Yorkshire Cancer Research to screen 7,000 for lung cancer
A £5.2m project claimed to be the UK's largest lung cancer screening trial is set to test 7,000 people for the disease.
Yorkshire Cancer Research is behind the investment which will visit communities in Leeds using mobile screening vans.
The charity said it hoped the programme would identify almost 300 cases over two years.
Lung cancer is the most common cause of cancer in Yorkshire, with about 4,500 people diagnosed each year.
The trial, which is due to start in 2018, will focus on smokers and ex-smokers aged 55-80.
Project leader Dr Matthew Callister, Consultant in Respiratory Medicine at Leeds Teaching Hospitals NHS Trust, said: "If lung cancer screening was introduced across Yorkshire, hundreds of lives could be saved every year."
The charity said more than half of lung cancer patients in Yorkshire are diagnosed when their cancer is very advanced, which can limit treatment options and reduce the chance of survival.
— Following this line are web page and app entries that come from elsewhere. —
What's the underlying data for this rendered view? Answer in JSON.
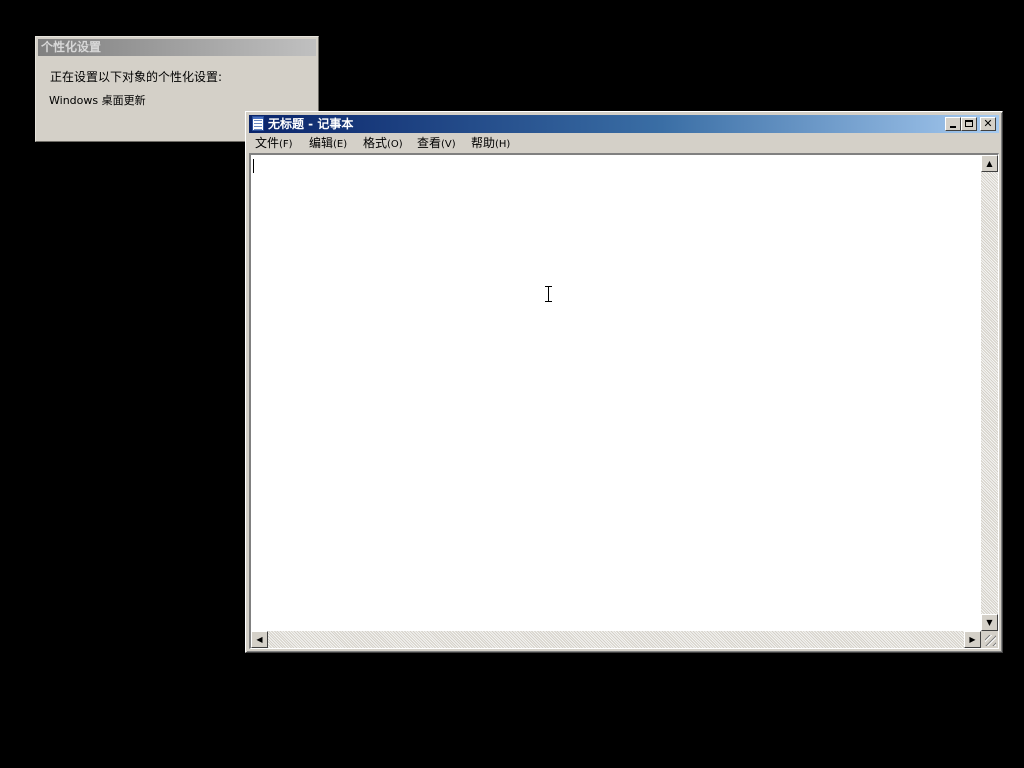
{
  "personalization_dialog": {
    "title": "个性化设置",
    "message": "正在设置以下对象的个性化设置:",
    "item": "Windows 桌面更新"
  },
  "notepad": {
    "title": "无标题 - 记事本",
    "menu": [
      {
        "label": "文件",
        "accel": "(F)"
      },
      {
        "label": "编辑",
        "accel": "(E)"
      },
      {
        "label": "格式",
        "accel": "(O)"
      },
      {
        "label": "查看",
        "accel": "(V)"
      },
      {
        "label": "帮助",
        "accel": "(H)"
      }
    ],
    "content": "",
    "colors": {
      "titlebar_start": "#0a246a",
      "titlebar_end": "#a6caf0",
      "window_face": "#d4d0c8"
    },
    "icons": [
      "notepad-icon",
      "minimize-icon",
      "maximize-icon",
      "close-icon",
      "scroll-up-icon",
      "scroll-down-icon",
      "scroll-left-icon",
      "scroll-right-icon",
      "size-grip-icon"
    ]
  }
}
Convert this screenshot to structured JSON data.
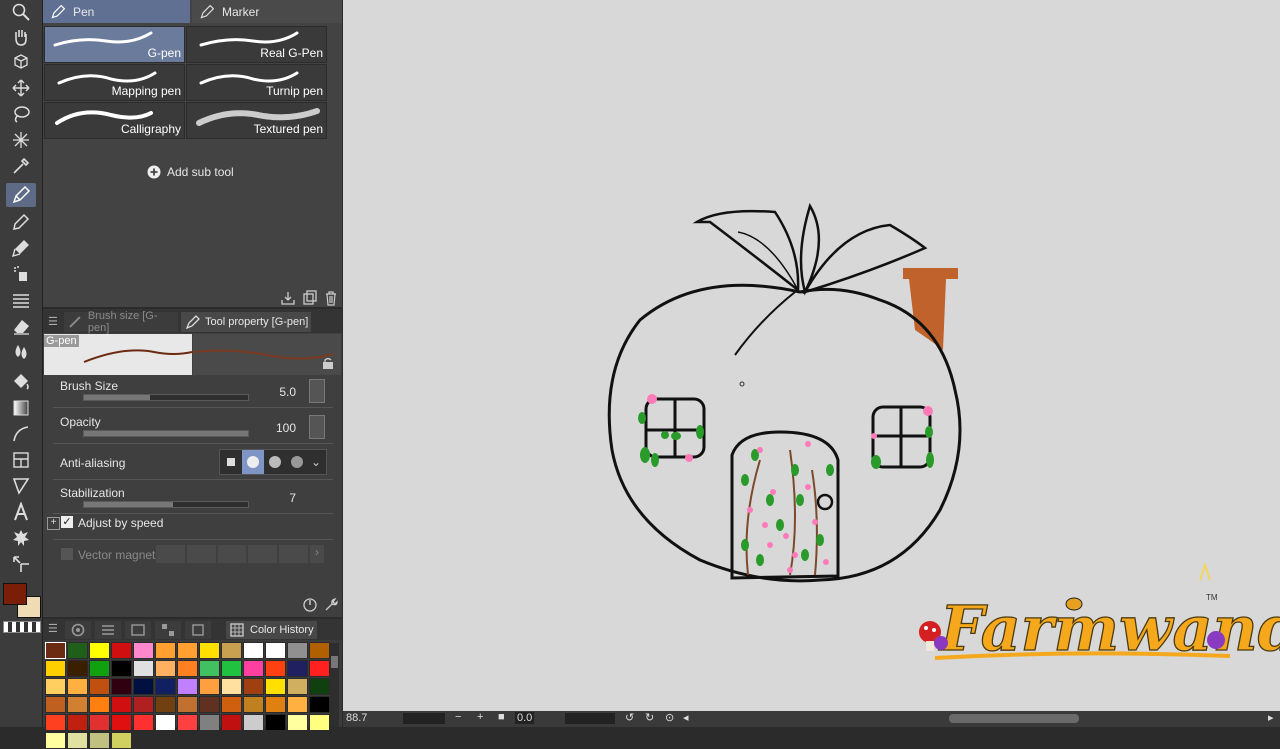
{
  "subtool": {
    "tabs": [
      {
        "label": "Pen"
      },
      {
        "label": "Marker"
      }
    ],
    "brushes": [
      {
        "label": "G-pen"
      },
      {
        "label": "Real G-Pen"
      },
      {
        "label": "Mapping pen"
      },
      {
        "label": "Turnip pen"
      },
      {
        "label": "Calligraphy"
      },
      {
        "label": "Textured pen"
      }
    ],
    "add_label": "Add sub tool"
  },
  "toolprop": {
    "tabs": [
      {
        "label": "Brush size [G-pen]"
      },
      {
        "label": "Tool property [G-pen]"
      }
    ],
    "preview_name": "G-pen",
    "brush_size": {
      "label": "Brush Size",
      "value": "5.0",
      "level": 0.4
    },
    "opacity": {
      "label": "Opacity",
      "value": "100",
      "level": 1.0
    },
    "anti_aliasing": {
      "label": "Anti-aliasing"
    },
    "stabilization": {
      "label": "Stabilization",
      "value": "7",
      "level": 0.54
    },
    "adjust_by_speed": {
      "label": "Adjust by speed",
      "checked": true
    },
    "vector_magnet": {
      "label": "Vector magnet"
    }
  },
  "colorpanel": {
    "tab_label": "Color History",
    "colors": [
      "#6b2a12",
      "#1f5f1a",
      "#ffff00",
      "#d01010",
      "#ff88cc",
      "#ffa030",
      "#ffa030",
      "#ffe000",
      "#c8a050",
      "#ffffff",
      "#ffffff",
      "#909090",
      "#b06000",
      "#ffd000",
      "#3a2000",
      "#10a010",
      "#000000",
      "#e0e0e0",
      "#ffb060",
      "#ff8020",
      "#40c060",
      "#20c040",
      "#ff40a0",
      "#ff4010",
      "#202060",
      "#ff2020",
      "#ffd060",
      "#ffb040",
      "#c05010",
      "#300010",
      "#001040",
      "#102060",
      "#c080ff",
      "#ffa040",
      "#ffe0a0",
      "#a04010",
      "#ffe000",
      "#d0b060",
      "#104010",
      "#c06020",
      "#d08030",
      "#ff8010",
      "#d01010",
      "#b02020",
      "#704010",
      "#c07030",
      "#603020",
      "#d06010",
      "#c08020",
      "#e08010",
      "#ffb040",
      "#000000",
      "#ff4020",
      "#c02010",
      "#e03030",
      "#e01010",
      "#ff3030",
      "#ffffff",
      "#ff4040",
      "#808080",
      "#c01010",
      "#cccccc",
      "#000000",
      "#ffffa0",
      "#ffff80",
      "#ffffa0",
      "#e0e0a0",
      "#c0c080",
      "#d0d060"
    ]
  },
  "canvas": {
    "zoom": "88.7",
    "rotation": "0.0",
    "logo_text": "Farmwand",
    "tm": "TM"
  },
  "colors": {
    "main_color": "#7a1e08",
    "sub_color": "#f0dcb4",
    "accent": "#6a7b9c",
    "chimney": "#c0622c",
    "logo_orange": "#f5a81c"
  }
}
It added the average cost of treating a patient with lung cancer ranges from £7,952 if diagnosed at Stage 1 to £13,078 if diagnosed at Stage 4.
Kathryn Scott, interim chief executive of the charity, said: "This is a unique opportunity to bring the very latest technology in lung cancer diagnosis to Yorkshire so it can be used for the people who need it most."
Further investment by Yorkshire Cancer Research
The charity is investing a further £1.8m in four other projects:
- £712,501 to pay for a community health campaign in Hull to raise awareness of lung cancer symptoms and encourage people to attend health checks
- £272,142 to fund a study into improving radio therapy treatment for lung cancer patients
- £486,014 to pay for a health check project aimed at improving early diagnosis in disadvantaged communities
- £347,666 to focus on improving participation in bowel scope screening in Hull